To do = Count how many lines in the data below include "this". Answer with the number only.

Data =
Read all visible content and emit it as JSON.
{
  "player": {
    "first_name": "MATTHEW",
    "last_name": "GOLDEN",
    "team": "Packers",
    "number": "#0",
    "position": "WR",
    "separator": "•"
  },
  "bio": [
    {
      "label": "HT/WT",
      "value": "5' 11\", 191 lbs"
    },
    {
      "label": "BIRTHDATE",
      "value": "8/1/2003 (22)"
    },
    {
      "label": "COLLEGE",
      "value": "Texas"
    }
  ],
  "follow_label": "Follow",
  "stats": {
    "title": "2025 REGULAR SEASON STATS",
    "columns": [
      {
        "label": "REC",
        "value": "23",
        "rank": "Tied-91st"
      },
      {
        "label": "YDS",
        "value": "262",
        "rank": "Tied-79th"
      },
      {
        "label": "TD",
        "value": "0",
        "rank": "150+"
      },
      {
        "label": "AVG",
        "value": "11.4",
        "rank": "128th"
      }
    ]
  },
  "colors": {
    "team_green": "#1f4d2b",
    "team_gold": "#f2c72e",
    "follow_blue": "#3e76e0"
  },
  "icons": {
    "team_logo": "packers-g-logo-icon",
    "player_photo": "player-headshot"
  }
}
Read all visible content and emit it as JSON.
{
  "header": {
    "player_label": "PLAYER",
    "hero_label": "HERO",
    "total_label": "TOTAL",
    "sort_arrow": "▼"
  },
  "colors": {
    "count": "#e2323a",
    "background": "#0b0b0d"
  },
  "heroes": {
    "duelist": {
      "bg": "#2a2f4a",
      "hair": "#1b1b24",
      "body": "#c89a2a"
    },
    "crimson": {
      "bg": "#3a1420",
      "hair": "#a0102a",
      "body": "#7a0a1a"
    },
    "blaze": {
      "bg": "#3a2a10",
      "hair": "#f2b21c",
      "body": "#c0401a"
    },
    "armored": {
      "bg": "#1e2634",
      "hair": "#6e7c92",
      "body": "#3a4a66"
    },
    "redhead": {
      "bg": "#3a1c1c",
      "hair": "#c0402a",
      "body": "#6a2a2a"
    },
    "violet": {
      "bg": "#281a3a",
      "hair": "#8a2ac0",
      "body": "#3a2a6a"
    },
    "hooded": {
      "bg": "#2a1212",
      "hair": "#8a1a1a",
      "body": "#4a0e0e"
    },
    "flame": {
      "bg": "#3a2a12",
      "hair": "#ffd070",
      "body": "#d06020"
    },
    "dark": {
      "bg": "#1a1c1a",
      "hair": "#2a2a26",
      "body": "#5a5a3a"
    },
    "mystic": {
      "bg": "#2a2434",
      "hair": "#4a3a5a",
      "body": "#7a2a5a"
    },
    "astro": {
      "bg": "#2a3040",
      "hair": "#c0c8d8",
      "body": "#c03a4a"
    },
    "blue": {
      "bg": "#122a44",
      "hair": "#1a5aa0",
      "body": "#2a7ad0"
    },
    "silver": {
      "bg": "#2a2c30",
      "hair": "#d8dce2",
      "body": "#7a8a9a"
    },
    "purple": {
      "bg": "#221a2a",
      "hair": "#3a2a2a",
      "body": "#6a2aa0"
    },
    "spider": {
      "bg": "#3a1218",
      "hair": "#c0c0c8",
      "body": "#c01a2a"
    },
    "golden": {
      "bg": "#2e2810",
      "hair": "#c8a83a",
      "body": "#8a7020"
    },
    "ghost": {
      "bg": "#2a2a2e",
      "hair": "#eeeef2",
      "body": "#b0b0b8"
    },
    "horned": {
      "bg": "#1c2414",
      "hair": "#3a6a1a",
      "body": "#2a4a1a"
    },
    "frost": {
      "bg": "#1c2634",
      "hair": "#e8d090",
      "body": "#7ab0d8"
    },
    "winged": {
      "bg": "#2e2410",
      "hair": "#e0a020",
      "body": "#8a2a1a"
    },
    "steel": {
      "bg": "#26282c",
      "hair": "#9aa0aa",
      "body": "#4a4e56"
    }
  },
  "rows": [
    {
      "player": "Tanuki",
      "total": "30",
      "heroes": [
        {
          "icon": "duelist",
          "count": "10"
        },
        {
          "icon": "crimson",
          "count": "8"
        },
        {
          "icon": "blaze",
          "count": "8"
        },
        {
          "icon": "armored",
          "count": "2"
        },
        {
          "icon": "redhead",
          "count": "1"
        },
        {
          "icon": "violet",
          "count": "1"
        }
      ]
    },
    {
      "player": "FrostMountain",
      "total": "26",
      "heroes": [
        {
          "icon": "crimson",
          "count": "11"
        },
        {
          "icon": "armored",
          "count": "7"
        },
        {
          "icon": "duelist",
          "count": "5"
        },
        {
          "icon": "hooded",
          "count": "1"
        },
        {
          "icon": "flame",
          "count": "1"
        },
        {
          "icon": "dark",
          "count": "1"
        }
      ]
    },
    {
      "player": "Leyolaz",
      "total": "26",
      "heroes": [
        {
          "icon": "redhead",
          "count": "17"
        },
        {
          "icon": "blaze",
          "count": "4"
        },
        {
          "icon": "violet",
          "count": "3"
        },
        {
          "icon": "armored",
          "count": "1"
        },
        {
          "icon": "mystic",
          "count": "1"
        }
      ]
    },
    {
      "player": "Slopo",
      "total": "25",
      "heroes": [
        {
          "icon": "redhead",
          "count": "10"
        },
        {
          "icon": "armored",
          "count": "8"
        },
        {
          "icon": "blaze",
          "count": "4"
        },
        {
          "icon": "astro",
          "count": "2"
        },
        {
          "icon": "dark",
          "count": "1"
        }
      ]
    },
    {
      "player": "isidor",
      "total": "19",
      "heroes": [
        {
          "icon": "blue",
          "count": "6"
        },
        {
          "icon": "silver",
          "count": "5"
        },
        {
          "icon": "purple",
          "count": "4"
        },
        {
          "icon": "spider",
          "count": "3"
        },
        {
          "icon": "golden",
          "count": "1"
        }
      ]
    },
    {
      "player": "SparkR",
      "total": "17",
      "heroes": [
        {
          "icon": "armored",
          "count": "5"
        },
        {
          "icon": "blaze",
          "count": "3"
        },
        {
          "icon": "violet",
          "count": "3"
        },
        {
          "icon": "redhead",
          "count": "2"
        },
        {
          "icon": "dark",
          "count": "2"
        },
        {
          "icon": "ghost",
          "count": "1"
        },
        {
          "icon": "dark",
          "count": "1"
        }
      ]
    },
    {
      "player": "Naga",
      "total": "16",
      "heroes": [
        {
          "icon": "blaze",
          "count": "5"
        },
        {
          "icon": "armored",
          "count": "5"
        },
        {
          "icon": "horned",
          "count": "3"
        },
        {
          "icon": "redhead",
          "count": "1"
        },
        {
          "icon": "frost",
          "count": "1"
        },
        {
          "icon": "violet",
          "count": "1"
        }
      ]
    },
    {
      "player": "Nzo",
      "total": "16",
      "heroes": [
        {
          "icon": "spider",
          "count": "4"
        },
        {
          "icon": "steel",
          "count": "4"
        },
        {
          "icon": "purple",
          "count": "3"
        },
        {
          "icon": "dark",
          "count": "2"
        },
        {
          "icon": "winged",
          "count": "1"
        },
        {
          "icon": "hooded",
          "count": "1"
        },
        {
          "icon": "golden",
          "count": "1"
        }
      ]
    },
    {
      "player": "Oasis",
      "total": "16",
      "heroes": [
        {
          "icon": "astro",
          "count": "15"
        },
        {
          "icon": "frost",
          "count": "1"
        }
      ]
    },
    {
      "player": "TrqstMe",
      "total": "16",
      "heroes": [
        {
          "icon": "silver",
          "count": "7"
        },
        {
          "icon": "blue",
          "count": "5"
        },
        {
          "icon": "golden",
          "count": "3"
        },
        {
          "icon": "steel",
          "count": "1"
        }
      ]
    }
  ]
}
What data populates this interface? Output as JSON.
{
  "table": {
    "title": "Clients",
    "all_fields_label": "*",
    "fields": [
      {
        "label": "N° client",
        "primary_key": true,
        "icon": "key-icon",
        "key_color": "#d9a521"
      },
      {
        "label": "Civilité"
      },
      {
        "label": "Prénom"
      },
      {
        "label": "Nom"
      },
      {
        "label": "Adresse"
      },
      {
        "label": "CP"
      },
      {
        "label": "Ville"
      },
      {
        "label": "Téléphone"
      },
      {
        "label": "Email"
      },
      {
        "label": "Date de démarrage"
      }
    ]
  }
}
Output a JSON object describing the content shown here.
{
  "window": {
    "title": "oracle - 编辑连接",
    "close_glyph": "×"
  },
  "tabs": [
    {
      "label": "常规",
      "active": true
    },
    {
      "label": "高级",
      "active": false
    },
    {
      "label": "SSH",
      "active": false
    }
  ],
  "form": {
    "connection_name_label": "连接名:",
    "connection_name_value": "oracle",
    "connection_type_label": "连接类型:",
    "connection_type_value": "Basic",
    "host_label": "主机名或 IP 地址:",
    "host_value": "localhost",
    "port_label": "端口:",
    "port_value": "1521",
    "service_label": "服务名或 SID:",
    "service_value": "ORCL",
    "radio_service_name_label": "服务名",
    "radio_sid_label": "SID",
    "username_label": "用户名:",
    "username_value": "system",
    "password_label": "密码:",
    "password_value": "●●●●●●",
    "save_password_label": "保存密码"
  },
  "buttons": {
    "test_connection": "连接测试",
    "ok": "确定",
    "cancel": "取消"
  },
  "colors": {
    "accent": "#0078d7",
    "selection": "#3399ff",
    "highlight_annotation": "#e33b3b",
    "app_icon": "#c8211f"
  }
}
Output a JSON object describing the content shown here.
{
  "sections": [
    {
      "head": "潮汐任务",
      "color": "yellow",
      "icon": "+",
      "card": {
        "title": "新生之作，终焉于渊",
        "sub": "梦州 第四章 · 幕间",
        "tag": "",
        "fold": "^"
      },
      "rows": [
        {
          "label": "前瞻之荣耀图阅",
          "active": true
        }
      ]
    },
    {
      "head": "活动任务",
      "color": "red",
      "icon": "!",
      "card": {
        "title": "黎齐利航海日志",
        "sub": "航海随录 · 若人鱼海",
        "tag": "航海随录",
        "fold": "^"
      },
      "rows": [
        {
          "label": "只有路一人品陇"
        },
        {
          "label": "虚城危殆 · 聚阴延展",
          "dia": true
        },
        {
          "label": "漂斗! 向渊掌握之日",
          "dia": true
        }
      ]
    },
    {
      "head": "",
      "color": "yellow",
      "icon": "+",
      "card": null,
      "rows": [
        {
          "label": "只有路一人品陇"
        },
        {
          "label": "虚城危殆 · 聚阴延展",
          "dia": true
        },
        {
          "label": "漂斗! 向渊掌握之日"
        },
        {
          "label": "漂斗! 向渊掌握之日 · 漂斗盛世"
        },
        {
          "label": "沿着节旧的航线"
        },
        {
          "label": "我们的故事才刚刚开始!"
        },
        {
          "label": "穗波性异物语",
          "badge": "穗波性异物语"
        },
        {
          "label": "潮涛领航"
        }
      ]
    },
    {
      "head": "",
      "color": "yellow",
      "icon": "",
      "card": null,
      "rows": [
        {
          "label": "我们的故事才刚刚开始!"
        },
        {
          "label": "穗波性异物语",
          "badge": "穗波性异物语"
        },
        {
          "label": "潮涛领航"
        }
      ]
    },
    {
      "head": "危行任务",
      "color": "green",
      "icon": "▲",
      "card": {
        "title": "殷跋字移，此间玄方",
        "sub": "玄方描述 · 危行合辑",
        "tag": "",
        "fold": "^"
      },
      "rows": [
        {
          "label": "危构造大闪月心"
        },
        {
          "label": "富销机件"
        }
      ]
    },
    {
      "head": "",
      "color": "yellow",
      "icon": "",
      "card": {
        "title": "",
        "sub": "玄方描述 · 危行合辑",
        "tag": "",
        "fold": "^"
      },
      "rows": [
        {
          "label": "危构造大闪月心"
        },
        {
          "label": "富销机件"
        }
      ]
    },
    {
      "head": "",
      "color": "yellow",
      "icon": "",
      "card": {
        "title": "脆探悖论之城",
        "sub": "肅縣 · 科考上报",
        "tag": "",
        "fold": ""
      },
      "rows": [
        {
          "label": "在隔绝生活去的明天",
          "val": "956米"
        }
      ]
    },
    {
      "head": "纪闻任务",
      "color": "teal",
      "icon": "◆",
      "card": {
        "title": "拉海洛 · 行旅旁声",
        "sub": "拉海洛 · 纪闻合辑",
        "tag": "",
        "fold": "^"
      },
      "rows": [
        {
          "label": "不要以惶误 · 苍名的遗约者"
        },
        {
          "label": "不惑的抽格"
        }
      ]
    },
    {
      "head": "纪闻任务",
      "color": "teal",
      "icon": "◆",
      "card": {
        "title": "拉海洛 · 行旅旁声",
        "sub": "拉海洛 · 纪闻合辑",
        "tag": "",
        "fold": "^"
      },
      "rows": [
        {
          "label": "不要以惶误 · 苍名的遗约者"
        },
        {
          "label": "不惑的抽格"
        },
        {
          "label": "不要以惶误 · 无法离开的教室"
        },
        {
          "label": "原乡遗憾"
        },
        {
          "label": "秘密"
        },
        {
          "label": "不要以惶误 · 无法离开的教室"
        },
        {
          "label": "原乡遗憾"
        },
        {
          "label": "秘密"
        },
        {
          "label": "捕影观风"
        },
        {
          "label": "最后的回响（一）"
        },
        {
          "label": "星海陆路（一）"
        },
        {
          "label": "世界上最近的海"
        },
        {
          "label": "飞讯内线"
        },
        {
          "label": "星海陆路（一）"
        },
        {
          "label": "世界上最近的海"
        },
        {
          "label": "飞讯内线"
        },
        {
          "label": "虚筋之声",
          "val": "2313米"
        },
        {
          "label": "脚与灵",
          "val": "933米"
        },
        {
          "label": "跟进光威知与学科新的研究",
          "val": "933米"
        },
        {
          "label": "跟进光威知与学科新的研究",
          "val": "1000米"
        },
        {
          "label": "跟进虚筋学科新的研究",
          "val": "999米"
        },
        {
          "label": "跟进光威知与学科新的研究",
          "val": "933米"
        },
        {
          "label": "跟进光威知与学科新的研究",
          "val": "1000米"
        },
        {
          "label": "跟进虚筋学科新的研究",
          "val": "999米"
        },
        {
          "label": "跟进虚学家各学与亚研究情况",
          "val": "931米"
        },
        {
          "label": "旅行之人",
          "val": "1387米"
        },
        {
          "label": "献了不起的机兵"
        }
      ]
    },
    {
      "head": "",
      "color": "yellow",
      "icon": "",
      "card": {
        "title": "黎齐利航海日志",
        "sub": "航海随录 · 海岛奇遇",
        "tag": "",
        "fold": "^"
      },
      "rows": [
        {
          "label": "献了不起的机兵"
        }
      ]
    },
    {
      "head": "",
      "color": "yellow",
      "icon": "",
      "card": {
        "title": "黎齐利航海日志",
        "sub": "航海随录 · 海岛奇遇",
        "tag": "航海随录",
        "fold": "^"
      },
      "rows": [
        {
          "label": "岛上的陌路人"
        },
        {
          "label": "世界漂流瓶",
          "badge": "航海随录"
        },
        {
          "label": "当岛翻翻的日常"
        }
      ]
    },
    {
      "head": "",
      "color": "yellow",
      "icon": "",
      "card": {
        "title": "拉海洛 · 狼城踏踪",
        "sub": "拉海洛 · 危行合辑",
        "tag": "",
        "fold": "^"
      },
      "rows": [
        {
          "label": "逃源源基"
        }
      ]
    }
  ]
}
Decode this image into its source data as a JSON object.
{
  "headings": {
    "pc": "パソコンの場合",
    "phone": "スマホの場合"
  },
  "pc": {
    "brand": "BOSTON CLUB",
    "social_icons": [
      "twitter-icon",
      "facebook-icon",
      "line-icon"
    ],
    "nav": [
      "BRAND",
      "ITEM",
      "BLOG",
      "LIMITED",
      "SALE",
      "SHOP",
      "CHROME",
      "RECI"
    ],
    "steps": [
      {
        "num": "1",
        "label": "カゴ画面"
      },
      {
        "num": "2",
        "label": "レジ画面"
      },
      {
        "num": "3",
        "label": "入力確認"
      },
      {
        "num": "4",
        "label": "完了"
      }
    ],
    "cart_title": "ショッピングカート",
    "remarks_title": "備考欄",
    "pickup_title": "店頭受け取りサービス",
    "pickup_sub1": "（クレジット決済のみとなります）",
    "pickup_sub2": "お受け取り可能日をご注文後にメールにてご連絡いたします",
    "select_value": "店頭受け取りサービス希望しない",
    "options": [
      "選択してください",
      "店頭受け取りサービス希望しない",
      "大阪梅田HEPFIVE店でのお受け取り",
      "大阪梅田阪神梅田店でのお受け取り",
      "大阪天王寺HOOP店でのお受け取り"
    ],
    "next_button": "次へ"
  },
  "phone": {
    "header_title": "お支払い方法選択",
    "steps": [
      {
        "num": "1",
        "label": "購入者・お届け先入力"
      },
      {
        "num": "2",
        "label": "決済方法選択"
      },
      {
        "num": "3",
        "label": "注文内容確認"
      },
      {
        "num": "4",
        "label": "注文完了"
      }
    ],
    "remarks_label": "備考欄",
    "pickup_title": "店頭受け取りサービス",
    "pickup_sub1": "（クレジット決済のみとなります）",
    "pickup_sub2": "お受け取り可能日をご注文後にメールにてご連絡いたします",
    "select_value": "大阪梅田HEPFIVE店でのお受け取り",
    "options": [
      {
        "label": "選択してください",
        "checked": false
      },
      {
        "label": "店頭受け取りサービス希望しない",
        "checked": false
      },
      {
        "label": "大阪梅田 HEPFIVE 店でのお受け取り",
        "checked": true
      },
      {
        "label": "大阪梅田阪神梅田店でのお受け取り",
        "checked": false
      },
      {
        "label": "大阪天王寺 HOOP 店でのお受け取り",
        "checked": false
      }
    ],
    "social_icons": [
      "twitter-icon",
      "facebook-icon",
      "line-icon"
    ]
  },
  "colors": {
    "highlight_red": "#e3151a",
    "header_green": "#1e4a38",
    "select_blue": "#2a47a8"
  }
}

Task response = 2